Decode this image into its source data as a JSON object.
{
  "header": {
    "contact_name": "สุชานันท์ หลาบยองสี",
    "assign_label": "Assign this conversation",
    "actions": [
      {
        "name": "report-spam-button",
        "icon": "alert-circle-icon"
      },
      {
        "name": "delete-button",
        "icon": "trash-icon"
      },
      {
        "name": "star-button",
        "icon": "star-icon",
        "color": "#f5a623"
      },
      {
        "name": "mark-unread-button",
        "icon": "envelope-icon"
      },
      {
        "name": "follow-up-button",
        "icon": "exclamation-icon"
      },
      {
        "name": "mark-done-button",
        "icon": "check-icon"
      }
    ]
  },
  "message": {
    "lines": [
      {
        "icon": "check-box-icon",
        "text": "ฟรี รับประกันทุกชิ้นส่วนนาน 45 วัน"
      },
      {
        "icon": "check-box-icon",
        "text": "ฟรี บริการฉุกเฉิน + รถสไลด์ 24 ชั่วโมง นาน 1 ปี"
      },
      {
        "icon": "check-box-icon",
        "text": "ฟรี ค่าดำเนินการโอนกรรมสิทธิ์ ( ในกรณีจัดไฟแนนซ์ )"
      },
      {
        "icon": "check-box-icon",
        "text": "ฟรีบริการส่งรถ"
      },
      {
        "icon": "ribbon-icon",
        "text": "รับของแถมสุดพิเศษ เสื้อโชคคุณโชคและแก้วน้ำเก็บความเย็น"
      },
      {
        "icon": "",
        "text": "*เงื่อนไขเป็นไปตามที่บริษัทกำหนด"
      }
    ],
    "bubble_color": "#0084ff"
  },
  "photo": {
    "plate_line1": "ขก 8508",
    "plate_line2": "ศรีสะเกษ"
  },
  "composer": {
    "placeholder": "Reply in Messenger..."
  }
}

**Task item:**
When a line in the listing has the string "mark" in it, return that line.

**Exercise output:**
        "name": "mark-unread-button",
        "name": "mark-done-button",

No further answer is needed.